Friday, March 4, 2011
Answering Your Questions :: Building a Full Time Handwork Business
I knit my first gnome back in 2001 and started selling them on Ebay shortly after to contribute a small bit to our family's income. At this point in our life, Mike had lost his job a year or so prior and he was still on the path of working himself back up to a similar position that he had previously had. (which never did happen)
The gnomes sold well and I started knitting some other toys of wool in the waldorf tradition of simple form with natural materials.
Over time, I worked up to a small store front and added some other items that I resold. This means I purchased wholesale and then sold retail. Still though, for several years this income was small but helpful.
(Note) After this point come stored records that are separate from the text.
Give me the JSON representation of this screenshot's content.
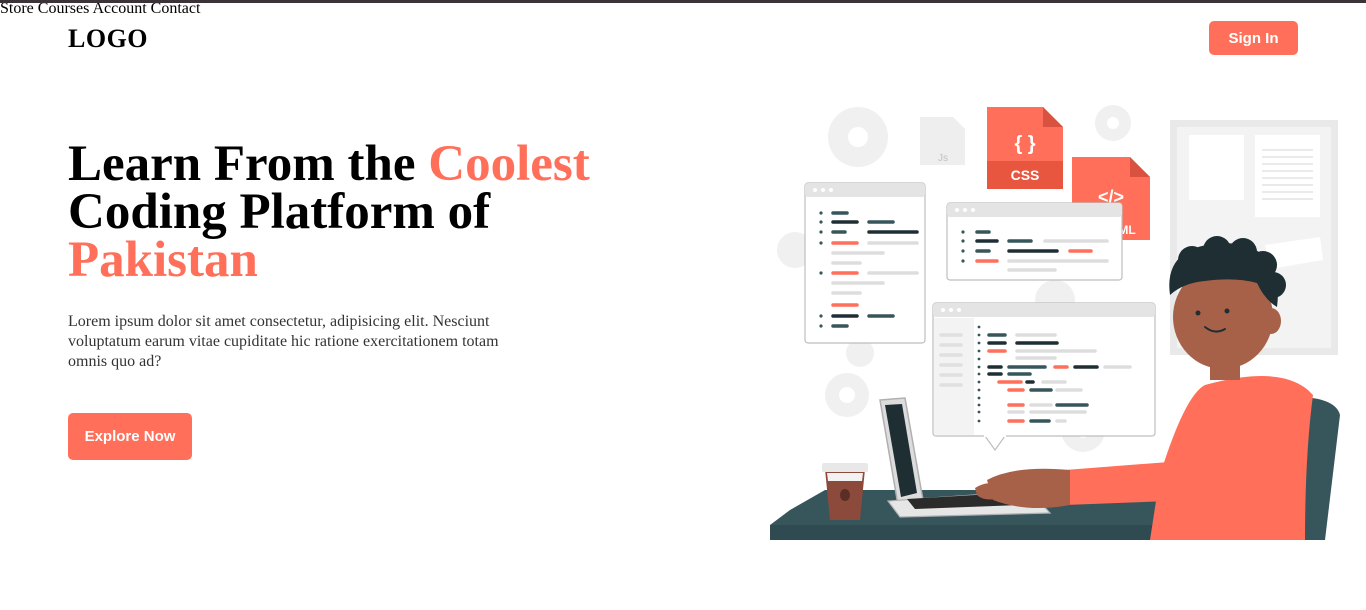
{
  "header": {
    "logo": "LOGO",
    "nav": [
      "Store",
      "Courses",
      "Account",
      "Contact"
    ],
    "signin_label": "Sign In"
  },
  "hero": {
    "title_part1": "Learn From the ",
    "title_accent1": "Coolest",
    "title_part2": "Coding Platform of",
    "title_accent2": "Pakistan",
    "description": "Lorem ipsum dolor sit amet consectetur, adipisicing elit. Nesciunt voluptatum earum vitae cupiditate hic ratione exercitationem totam omnis quo ad?",
    "cta_label": "Explore Now"
  },
  "illustration": {
    "css_badge": "CSS",
    "css_braces": "{ }",
    "html_badge": "</>",
    "html_badge_sub": "ML",
    "js_badge": "Js"
  },
  "colors": {
    "accent": "#ff6f59",
    "dark_teal": "#37565c",
    "top_border": "#3b3337"
  }
}
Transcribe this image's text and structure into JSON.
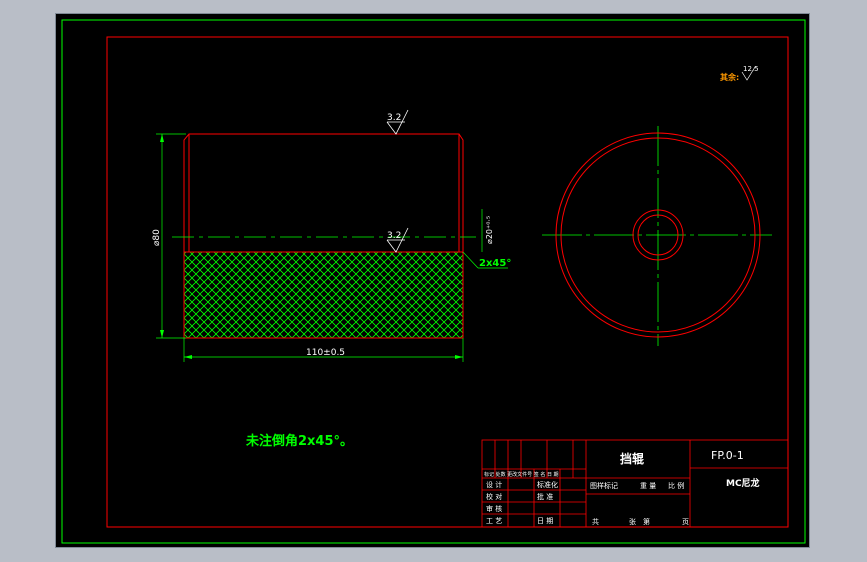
{
  "drawing": {
    "surface_finish_top": "3.2",
    "surface_finish_mid": "3.2",
    "dim_diameter_outer": "⌀80",
    "dim_diameter_bore": "⌀20⁺⁰·⁵",
    "dim_length": "110±0.5",
    "dim_chamfer": "2x45°",
    "remaining_finish_label": "其余:",
    "remaining_finish_value": "12.5",
    "note": "未注倒角2x45°。"
  },
  "title_block": {
    "part_name": "挡辊",
    "drawing_number": "FP.0-1",
    "material": "MC尼龙",
    "row_design": "设 计",
    "row_check": "校 对",
    "row_review": "审 核",
    "row_process": "工 艺",
    "standardize": "标准化",
    "approve": "批 准",
    "date": "日 期",
    "stage_mark": "图样标记",
    "weight": "重 量",
    "scale": "比 例",
    "total": "共",
    "sheet": "张",
    "sheet_no": "第",
    "page": "页",
    "rev_header": "标记 处数 更改文件号 签 名 日 期"
  },
  "colors": {
    "frame": "#ff0000",
    "hatch": "#00ff00",
    "dimension": "#00ff00",
    "centerline": "#00ff00",
    "text": "#ffffff",
    "part_outline": "#ff0000"
  }
}
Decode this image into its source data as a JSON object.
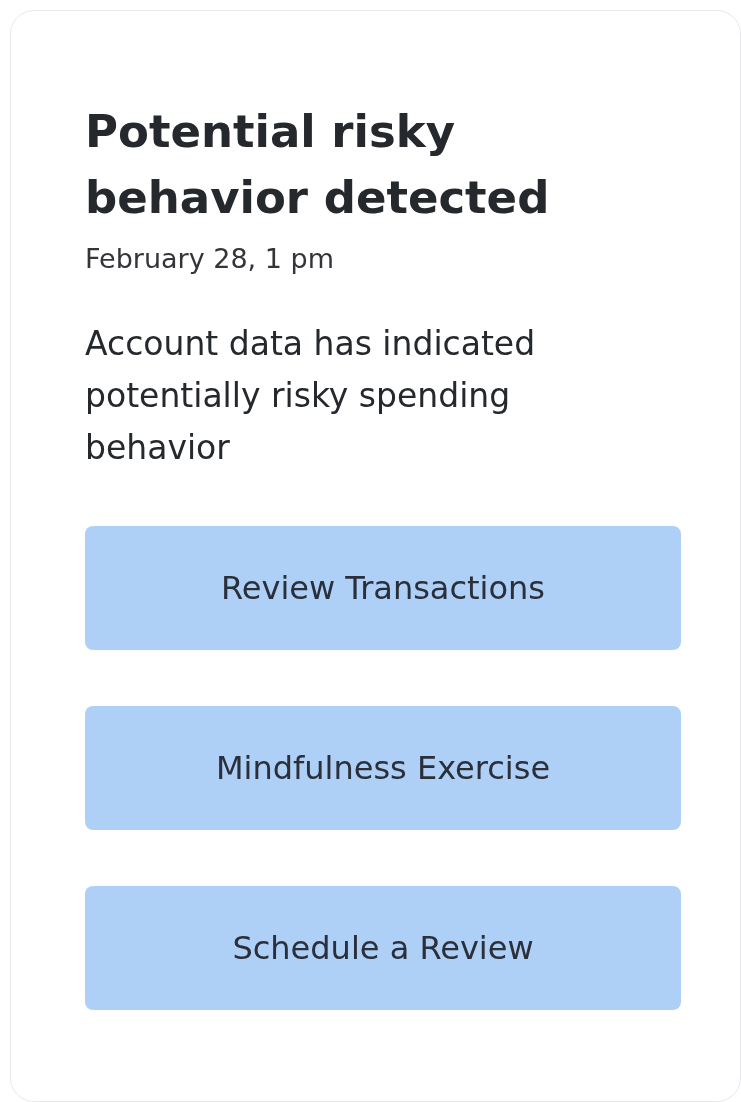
{
  "card": {
    "title": "Potential risky behavior detected",
    "timestamp": "February 28, 1 pm",
    "message": "Account data has indicated potentially risky spending behavior",
    "actions": [
      {
        "label": "Review Transactions"
      },
      {
        "label": "Mindfulness Exercise"
      },
      {
        "label": "Schedule a Review"
      }
    ]
  }
}
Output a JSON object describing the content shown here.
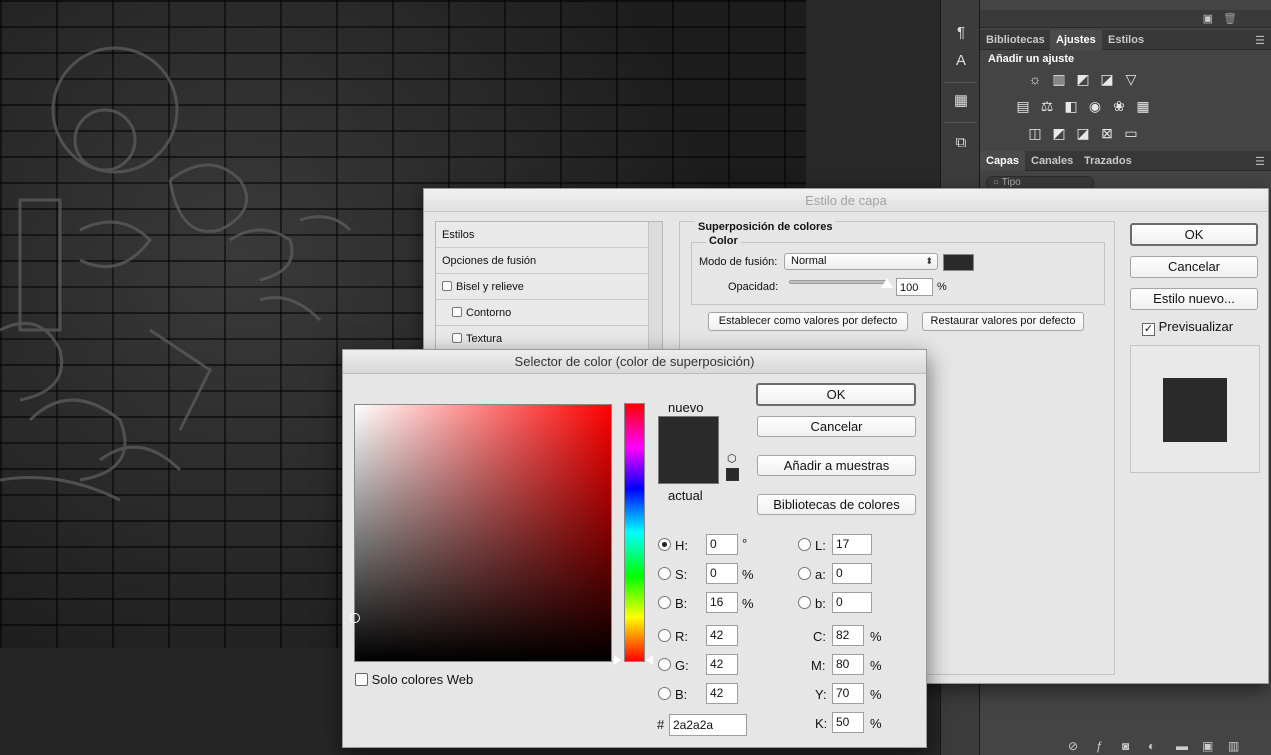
{
  "panels": {
    "tabs_top": [
      "Bibliotecas",
      "Ajustes",
      "Estilos"
    ],
    "active_top": "Ajustes",
    "adjust_title": "Añadir un ajuste",
    "tabs_layers": [
      "Capas",
      "Canales",
      "Trazados"
    ],
    "layer_search": "Tipo"
  },
  "layer_style": {
    "title": "Estilo de capa",
    "list": [
      {
        "label": "Estilos",
        "checkbox": false,
        "indent": false
      },
      {
        "label": "Opciones de fusión",
        "checkbox": false,
        "indent": false
      },
      {
        "label": "Bisel y relieve",
        "checkbox": true,
        "indent": false
      },
      {
        "label": "Contorno",
        "checkbox": true,
        "indent": true
      },
      {
        "label": "Textura",
        "checkbox": true,
        "indent": true
      }
    ],
    "section_title": "Superposición de colores",
    "subsection_title": "Color",
    "blend_label": "Modo de fusión:",
    "blend_value": "Normal",
    "opacity_label": "Opacidad:",
    "opacity_value": "100",
    "opacity_unit": "%",
    "opacity_fraction": 1.0,
    "set_default": "Establecer como valores por defecto",
    "reset_default": "Restaurar valores por defecto",
    "ok": "OK",
    "cancel": "Cancelar",
    "new_style": "Estilo nuevo...",
    "preview": "Previsualizar",
    "preview_checked": true,
    "overlay_color": "#2a2a2a"
  },
  "color_picker": {
    "title": "Selector de color (color de superposición)",
    "new_label": "nuevo",
    "current_label": "actual",
    "ok": "OK",
    "cancel": "Cancelar",
    "add_swatches": "Añadir a muestras",
    "libraries": "Bibliotecas de colores",
    "web_only": "Solo colores Web",
    "fields": {
      "H": {
        "label": "H:",
        "value": "0",
        "unit": "°",
        "selected": true
      },
      "S": {
        "label": "S:",
        "value": "0",
        "unit": "%"
      },
      "Bv": {
        "label": "B:",
        "value": "16",
        "unit": "%"
      },
      "R": {
        "label": "R:",
        "value": "42"
      },
      "G": {
        "label": "G:",
        "value": "42"
      },
      "Bc": {
        "label": "B:",
        "value": "42"
      },
      "L": {
        "label": "L:",
        "value": "17"
      },
      "a": {
        "label": "a:",
        "value": "0"
      },
      "b": {
        "label": "b:",
        "value": "0"
      },
      "C": {
        "label": "C:",
        "value": "82",
        "unit": "%"
      },
      "M": {
        "label": "M:",
        "value": "80",
        "unit": "%"
      },
      "Y": {
        "label": "Y:",
        "value": "70",
        "unit": "%"
      },
      "K": {
        "label": "K:",
        "value": "50",
        "unit": "%"
      }
    },
    "hash": "#",
    "hex": "2a2a2a",
    "current_color": "#2a2a2a"
  }
}
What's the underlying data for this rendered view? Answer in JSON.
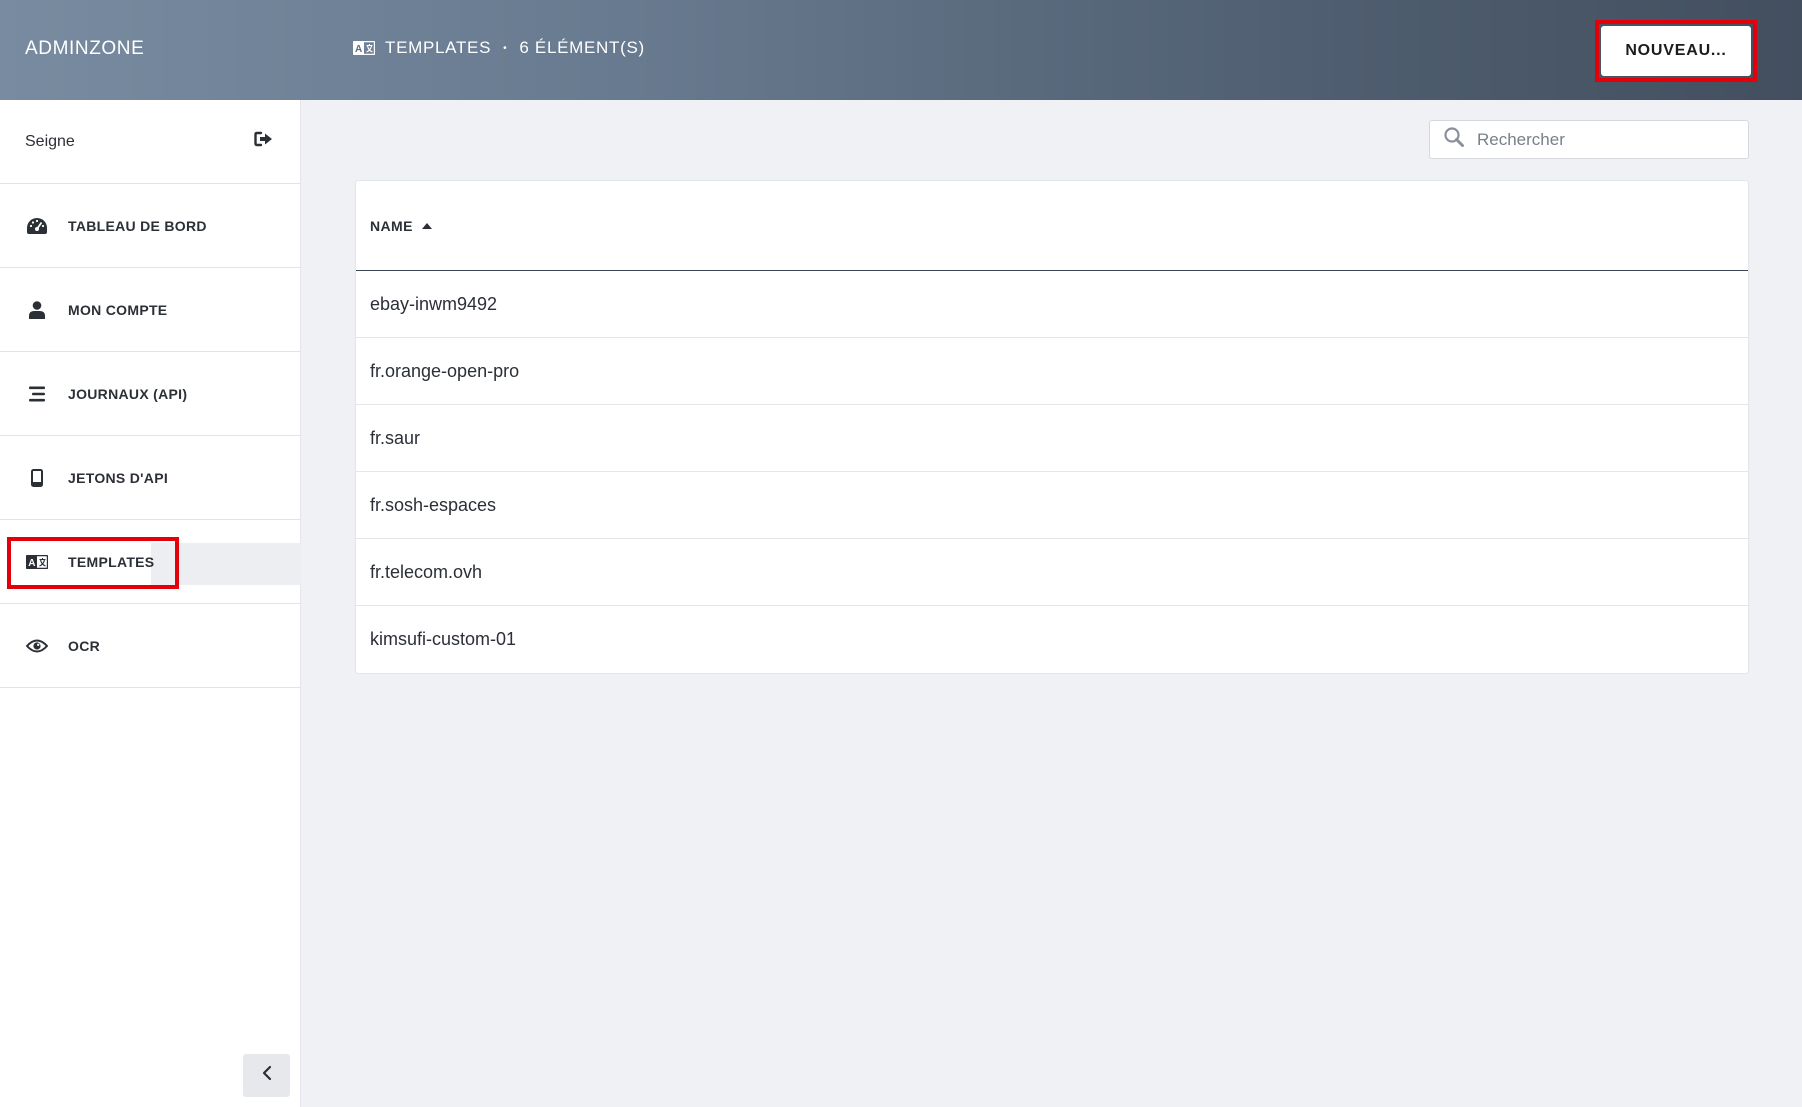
{
  "header": {
    "brand": "ADMINZONE",
    "section_title": "TEMPLATES",
    "separator": "•",
    "count_label": "6 ÉLÉMENT(S)",
    "new_button_label": "NOUVEAU..."
  },
  "sidebar": {
    "user_name": "Seigne",
    "items": [
      {
        "label": "TABLEAU DE BORD",
        "icon": "dashboard-icon"
      },
      {
        "label": "MON COMPTE",
        "icon": "user-icon"
      },
      {
        "label": "JOURNAUX (API)",
        "icon": "list-icon"
      },
      {
        "label": "JETONS D'API",
        "icon": "mobile-icon"
      },
      {
        "label": "TEMPLATES",
        "icon": "language-icon",
        "active": true
      },
      {
        "label": "OCR",
        "icon": "eye-icon"
      }
    ]
  },
  "search": {
    "placeholder": "Rechercher"
  },
  "table": {
    "column_header": "NAME",
    "sort": "ascending",
    "rows": [
      "ebay-inwm9492",
      "fr.orange-open-pro",
      "fr.saur",
      "fr.sosh-espaces",
      "fr.telecom.ovh",
      "kimsufi-custom-01"
    ]
  },
  "colors": {
    "highlight_border": "#e3000b",
    "header_gradient_start": "#798ba0",
    "header_gradient_end": "#434f5f"
  }
}
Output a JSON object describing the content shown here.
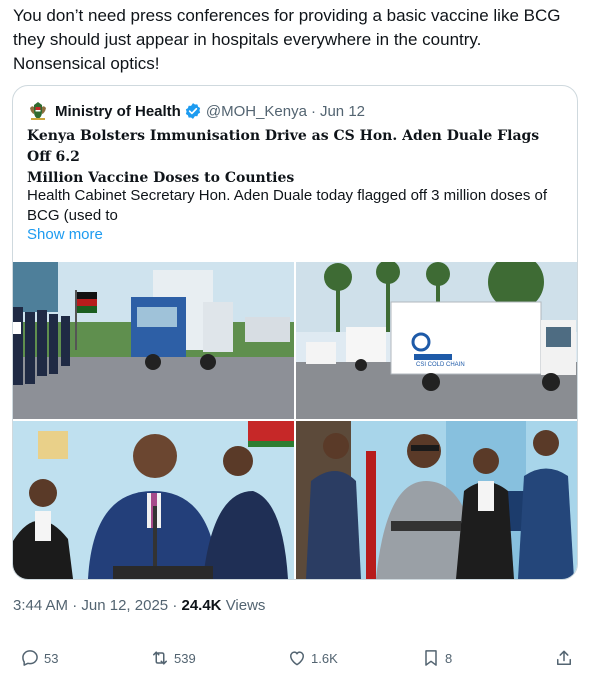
{
  "tweet": {
    "text_lines": [
      "You don’t need press conferences for providing a basic vaccine like BCG",
      "they should just appear in hospitals everywhere in the country.",
      "Nonsensical optics!"
    ]
  },
  "quote": {
    "author_name": "Ministry of Health",
    "handle": "@MOH_Kenya",
    "separator": "·",
    "date": "Jun 12",
    "headline_lines": [
      "Kenya Bolsters Immunisation Drive as CS Hon. Aden Duale Flags Off 6.2",
      "Million Vaccine Doses to Counties"
    ],
    "body_lines": [
      "Health Cabinet Secretary Hon. Aden Duale today flagged off 3 million doses of",
      "BCG (used to"
    ],
    "show_more": "Show more",
    "truck_brand_text": "CSI COLD CHAIN"
  },
  "meta": {
    "time": "3:44 AM",
    "dot": "·",
    "date": "Jun 12, 2025",
    "views_count": "24.4K",
    "views_label": "Views"
  },
  "actions": {
    "replies": "53",
    "reposts": "539",
    "likes": "1.6K",
    "bookmarks": "8"
  },
  "colors": {
    "accent": "#1d9bf0",
    "muted": "#536471",
    "border": "#cfd9de"
  },
  "icons": [
    "coat-of-arms-avatar-icon",
    "verified-badge-icon",
    "reply-icon",
    "repost-icon",
    "like-icon",
    "bookmark-icon",
    "share-icon"
  ]
}
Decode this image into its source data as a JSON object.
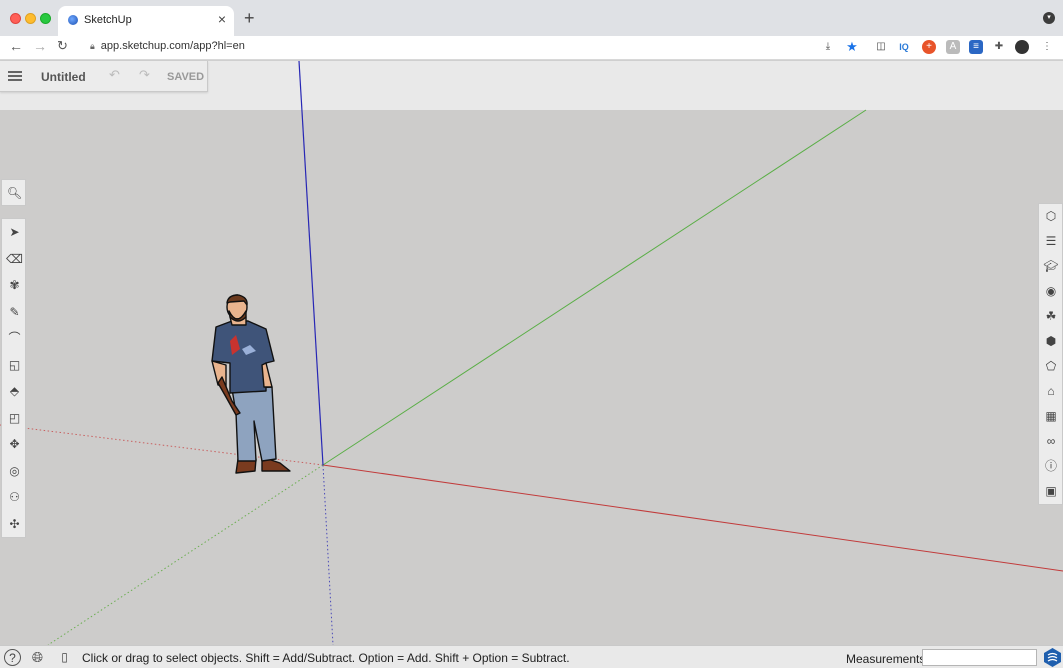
{
  "browser": {
    "tab_title": "SketchUp",
    "tab_close": "×",
    "new_tab": "+",
    "url": "app.sketchup.com/app?hl=en",
    "ext_iq": "IQ"
  },
  "app": {
    "document_title": "Untitled",
    "save_status": "SAVED"
  },
  "left_tools": [
    "search-icon",
    "select-icon",
    "eraser-icon",
    "paint-bucket-icon",
    "pencil-icon",
    "arc-icon",
    "rectangle-icon",
    "push-pull-icon",
    "offset-icon",
    "move-icon",
    "tape-measure-icon",
    "walk-icon",
    "orbit-icon"
  ],
  "right_panels": [
    "entity-info-icon",
    "outliner-icon",
    "instructor-icon",
    "styles-icon",
    "materials-icon",
    "components-icon",
    "solid-tools-icon",
    "tags-icon",
    "scenes-icon",
    "display-icon",
    "info-icon",
    "model-info-icon"
  ],
  "status": {
    "hint": "Click or drag to select objects. Shift = Add/Subtract. Option = Add. Shift + Option = Subtract.",
    "measurements_label": "Measurements",
    "measurements_value": ""
  },
  "colors": {
    "axis_red": "#c83a3a",
    "axis_green": "#5fb34a",
    "axis_blue": "#2a2ab8",
    "viewport_bg": "#cdcccb"
  }
}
I learned about the internet and selling and kept my eyes open, watching other store fronts that made and/or sold toys and how to market without paying for advertising. I started to see the potential, but knew that I could never make enough to support our family - you can only knit so many gnomes in a day.
In 2005, I am not sure how I learned, probably through a natural parenting forum online, that a new site was opening where artisans and hand crafters could have their own shop within the site - called Etsy. I signed up right away as knittingmomma. At the time I didn't realize that my username was going to have to be my store name. But we still have this shop today. The fees are affordable. Twenty cents for each listing and etsy takes 3% of each sale. They also process credit cards for you.
In 2006, my husband, Mike, came up with the idea to use branch slices to make a matching/memory game. At the time we lived in a duplex that had a bit of forest in the back. He had a chop saw to cut the slices. I stamped them with rubber stamps and crochetd a bag to put them in. I also asked him if he would make branch fences to go with the animals I was knitting. At this time he still worked full time for a property maintenance company near Boston and spent at least an hour commuting each way and worked long hours, so building the business was a slow process. This was still a very part-time business. We did start selling wholesale to A Toy Garden at this point. This means offering our goods at a 40 - 50% reduced price but in larger quantities.
In the fall of 2007 we moved to Vermont, secure that we would at least have some money coming in from our toy sales while Mike looked for a job.
Upon arriving in Vermont, we brainstormed and came up with many more products that we could make from branches - including walking blocks (clompers), building block sets, lacing sets, hooks, and more. Making these kind of products as opposed to the time intensive process of knitting and crocheting, made the possibility of actually earning a living from the work of our hands seem real. Our etsy shop grew and we also had more sales from our online store.
We also sold our handcrafts at a farmers market where we also sold our produce and baked goods. Generally, we sold just a small amount as we live in a very low population area. Our nearest city has just 6,000 people (25 minutes away) and our own little town just 600 or so.
We knew that selling online was going to be our best option, although we do still sell local from time to time at an occasional fair.
Through continued stocking of our etsy shop and then adding another shop, the Vermont Branch Company, over a year ago to capatilize on the Vermont name brand, our sales continued to grow. We also started making wedding decorations which resulted in higher volume sales. For example, someone might order 150 birch branch place card holders. Last year, before expenses, we had $20,000 in sales and Mike had about $10,000 in property maintenance accounts.
This year we are on track to have $38,000 - $40,000 in sales before taking out for expenses and shipping costs. (We now have 6 wholesale accounts.) Mike will take on less property maintenance jobs as a result and we will spend more time on the business and homestead.
A key for us is to have very few expenses. We are still using an eight year old desk top computer with dial up. For tools, Mike has a chop saw, small table saw, and sander. The rest of the tools are hand tools. We still don't have a workshop. Mike works in the basement on the dirt floor with a desk lamp hanging from the ceiling. He has to go outside first to get downstairs. We have piles of products here and there in various stages of completion. Our stainless steel kitchen island also serves as a sanding, drilling and hand work station.
A workshop and studio is in our plans but it may still be several years away. This year a small barn is a must in order to get our dairy goats and move our chickens into a better coop. We make do and think through every expense and whether or not it will really make a difference and result in more income or not and if we can afford it. Our new purchase this year for the business will be a drill press. We are very excited about that, but again, it will be an inexpensive one, probably about $150.00.
We also have bought very little advertising and only yesterday did I purchase my first advertising spot on a blog I enjoy, Farmama.
I don't think our business fits any business model. Instead we do things very simply, one piece at a time, one day at a time, work consistently, and keep the faith.
If you have any questions, check back here in the comments, as I will do my best to answer them.